Material supplied Block Start

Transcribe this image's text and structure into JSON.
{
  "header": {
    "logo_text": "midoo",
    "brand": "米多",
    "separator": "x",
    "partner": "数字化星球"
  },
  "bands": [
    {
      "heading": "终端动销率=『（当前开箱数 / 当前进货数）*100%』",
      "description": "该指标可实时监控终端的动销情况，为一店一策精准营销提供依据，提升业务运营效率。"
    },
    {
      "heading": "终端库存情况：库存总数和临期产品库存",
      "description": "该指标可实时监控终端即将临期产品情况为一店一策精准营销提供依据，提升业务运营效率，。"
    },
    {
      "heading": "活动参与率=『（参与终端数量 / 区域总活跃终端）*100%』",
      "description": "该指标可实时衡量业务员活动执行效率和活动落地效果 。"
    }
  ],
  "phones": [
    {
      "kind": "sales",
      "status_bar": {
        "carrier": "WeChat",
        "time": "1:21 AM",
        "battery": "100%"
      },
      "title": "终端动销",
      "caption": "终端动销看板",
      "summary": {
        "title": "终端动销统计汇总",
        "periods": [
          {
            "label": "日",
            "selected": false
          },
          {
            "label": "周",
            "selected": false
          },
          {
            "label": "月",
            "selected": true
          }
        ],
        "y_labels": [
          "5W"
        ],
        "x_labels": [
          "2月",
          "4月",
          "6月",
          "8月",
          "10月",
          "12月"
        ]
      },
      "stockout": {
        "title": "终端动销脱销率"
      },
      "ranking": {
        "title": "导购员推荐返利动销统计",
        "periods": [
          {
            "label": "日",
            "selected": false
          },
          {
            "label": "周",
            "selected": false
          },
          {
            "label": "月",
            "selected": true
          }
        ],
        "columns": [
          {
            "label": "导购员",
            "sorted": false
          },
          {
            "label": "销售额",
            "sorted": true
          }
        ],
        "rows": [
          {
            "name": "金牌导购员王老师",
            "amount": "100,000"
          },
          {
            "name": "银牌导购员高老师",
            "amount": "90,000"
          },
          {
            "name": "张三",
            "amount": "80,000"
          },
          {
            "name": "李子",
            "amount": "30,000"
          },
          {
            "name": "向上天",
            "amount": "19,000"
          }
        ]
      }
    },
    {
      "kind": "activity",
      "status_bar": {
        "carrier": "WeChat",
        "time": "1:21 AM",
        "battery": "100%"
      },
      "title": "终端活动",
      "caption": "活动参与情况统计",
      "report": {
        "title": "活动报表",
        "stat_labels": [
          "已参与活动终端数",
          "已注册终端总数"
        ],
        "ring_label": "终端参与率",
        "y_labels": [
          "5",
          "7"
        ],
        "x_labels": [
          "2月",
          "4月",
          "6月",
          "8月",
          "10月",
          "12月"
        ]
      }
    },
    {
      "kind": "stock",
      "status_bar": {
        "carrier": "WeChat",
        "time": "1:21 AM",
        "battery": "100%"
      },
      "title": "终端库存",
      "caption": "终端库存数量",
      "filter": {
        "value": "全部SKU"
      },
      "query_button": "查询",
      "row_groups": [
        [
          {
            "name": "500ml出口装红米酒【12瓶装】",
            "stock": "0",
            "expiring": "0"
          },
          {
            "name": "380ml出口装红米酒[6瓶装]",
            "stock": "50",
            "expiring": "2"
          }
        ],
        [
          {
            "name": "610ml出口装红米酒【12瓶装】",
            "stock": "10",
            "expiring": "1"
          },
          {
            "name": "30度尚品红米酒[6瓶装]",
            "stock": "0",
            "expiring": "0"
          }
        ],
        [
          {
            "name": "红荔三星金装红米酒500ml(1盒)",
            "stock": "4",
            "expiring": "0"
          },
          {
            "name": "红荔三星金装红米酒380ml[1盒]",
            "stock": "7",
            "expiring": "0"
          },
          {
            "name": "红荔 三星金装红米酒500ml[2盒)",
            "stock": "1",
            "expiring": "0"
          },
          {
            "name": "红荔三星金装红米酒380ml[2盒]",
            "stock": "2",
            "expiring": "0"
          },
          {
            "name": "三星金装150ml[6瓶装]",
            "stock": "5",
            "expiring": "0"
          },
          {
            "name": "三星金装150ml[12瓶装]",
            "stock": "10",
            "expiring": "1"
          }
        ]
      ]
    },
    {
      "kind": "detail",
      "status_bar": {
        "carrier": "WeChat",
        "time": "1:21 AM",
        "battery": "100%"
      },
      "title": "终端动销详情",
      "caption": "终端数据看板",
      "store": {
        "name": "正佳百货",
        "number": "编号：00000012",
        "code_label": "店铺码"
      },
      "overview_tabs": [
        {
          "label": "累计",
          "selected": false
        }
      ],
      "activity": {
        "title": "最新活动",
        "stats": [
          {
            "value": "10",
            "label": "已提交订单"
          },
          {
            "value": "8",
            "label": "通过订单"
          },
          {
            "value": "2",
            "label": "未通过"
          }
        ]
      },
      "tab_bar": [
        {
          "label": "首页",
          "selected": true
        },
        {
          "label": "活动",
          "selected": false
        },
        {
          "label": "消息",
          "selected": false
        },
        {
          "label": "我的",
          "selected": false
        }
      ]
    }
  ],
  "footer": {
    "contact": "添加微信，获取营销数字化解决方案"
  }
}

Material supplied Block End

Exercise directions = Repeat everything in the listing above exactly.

Answer to this task =
Transcribe this image's text and structure into JSON.
{
  "header": {
    "logo_text": "midoo",
    "brand": "米多",
    "separator": "x",
    "partner": "数字化星球"
  },
  "bands": [
    {
      "heading": "终端动销率=『（当前开箱数 / 当前进货数）*100%』",
      "description": "该指标可实时监控终端的动销情况，为一店一策精准营销提供依据，提升业务运营效率。"
    },
    {
      "heading": "终端库存情况：库存总数和临期产品库存",
      "description": "该指标可实时监控终端即将临期产品情况为一店一策精准营销提供依据，提升业务运营效率，。"
    },
    {
      "heading": "活动参与率=『（参与终端数量 / 区域总活跃终端）*100%』",
      "description": "该指标可实时衡量业务员活动执行效率和活动落地效果 。"
    }
  ],
  "phones": [
    {
      "kind": "sales",
      "status_bar": {
        "carrier": "WeChat",
        "time": "1:21 AM",
        "battery": "100%"
      },
      "title": "终端动销",
      "caption": "终端动销看板",
      "summary": {
        "title": "终端动销统计汇总",
        "periods": [
          {
            "label": "日",
            "selected": false
          },
          {
            "label": "周",
            "selected": false
          },
          {
            "label": "月",
            "selected": true
          }
        ],
        "y_labels": [
          "5W"
        ],
        "x_labels": [
          "2月",
          "4月",
          "6月",
          "8月",
          "10月",
          "12月"
        ]
      },
      "stockout": {
        "title": "终端动销脱销率"
      },
      "ranking": {
        "title": "导购员推荐返利动销统计",
        "periods": [
          {
            "label": "日",
            "selected": false
          },
          {
            "label": "周",
            "selected": false
          },
          {
            "label": "月",
            "selected": true
          }
        ],
        "columns": [
          {
            "label": "导购员",
            "sorted": false
          },
          {
            "label": "销售额",
            "sorted": true
          }
        ],
        "rows": [
          {
            "name": "金牌导购员王老师",
            "amount": "100,000"
          },
          {
            "name": "银牌导购员高老师",
            "amount": "90,000"
          },
          {
            "name": "张三",
            "amount": "80,000"
          },
          {
            "name": "李子",
            "amount": "30,000"
          },
          {
            "name": "向上天",
            "amount": "19,000"
          }
        ]
      }
    },
    {
      "kind": "activity",
      "status_bar": {
        "carrier": "WeChat",
        "time": "1:21 AM",
        "battery": "100%"
      },
      "title": "终端活动",
      "caption": "活动参与情况统计",
      "report": {
        "title": "活动报表",
        "stat_labels": [
          "已参与活动终端数",
          "已注册终端总数"
        ],
        "ring_label": "终端参与率",
        "y_labels": [
          "5",
          "7"
        ],
        "x_labels": [
          "2月",
          "4月",
          "6月",
          "8月",
          "10月",
          "12月"
        ]
      }
    },
    {
      "kind": "stock",
      "status_bar": {
        "carrier": "WeChat",
        "time": "1:21 AM",
        "battery": "100%"
      },
      "title": "终端库存",
      "caption": "终端库存数量",
      "filter": {
        "value": "全部SKU"
      },
      "query_button": "查询",
      "row_groups": [
        [
          {
            "name": "500ml出口装红米酒【12瓶装】",
            "stock": "0",
            "expiring": "0"
          },
          {
            "name": "380ml出口装红米酒[6瓶装]",
            "stock": "50",
            "expiring": "2"
          }
        ],
        [
          {
            "name": "610ml出口装红米酒【12瓶装】",
            "stock": "10",
            "expiring": "1"
          },
          {
            "name": "30度尚品红米酒[6瓶装]",
            "stock": "0",
            "expiring": "0"
          }
        ],
        [
          {
            "name": "红荔三星金装红米酒500ml(1盒)",
            "stock": "4",
            "expiring": "0"
          },
          {
            "name": "红荔三星金装红米酒380ml[1盒]",
            "stock": "7",
            "expiring": "0"
          },
          {
            "name": "红荔 三星金装红米酒500ml[2盒)",
            "stock": "1",
            "expiring": "0"
          },
          {
            "name": "红荔三星金装红米酒380ml[2盒]",
            "stock": "2",
            "expiring": "0"
          },
          {
            "name": "三星金装150ml[6瓶装]",
            "stock": "5",
            "expiring": "0"
          },
          {
            "name": "三星金装150ml[12瓶装]",
            "stock": "10",
            "expiring": "1"
          }
        ]
      ]
    },
    {
      "kind": "detail",
      "status_bar": {
        "carrier": "WeChat",
        "time": "1:21 AM",
        "battery": "100%"
      },
      "title": "终端动销详情",
      "caption": "终端数据看板",
      "store": {
        "name": "正佳百货",
        "number": "编号：00000012",
        "code_label": "店铺码"
      },
      "overview_tabs": [
        {
          "label": "累计",
          "selected": false
        }
      ],
      "activity": {
        "title": "最新活动",
        "stats": [
          {
            "value": "10",
            "label": "已提交订单"
          },
          {
            "value": "8",
            "label": "通过订单"
          },
          {
            "value": "2",
            "label": "未通过"
          }
        ]
      },
      "tab_bar": [
        {
          "label": "首页",
          "selected": true
        },
        {
          "label": "活动",
          "selected": false
        },
        {
          "label": "消息",
          "selected": false
        },
        {
          "label": "我的",
          "selected": false
        }
      ]
    }
  ],
  "footer": {
    "contact": "添加微信，获取营销数字化解决方案"
  }
}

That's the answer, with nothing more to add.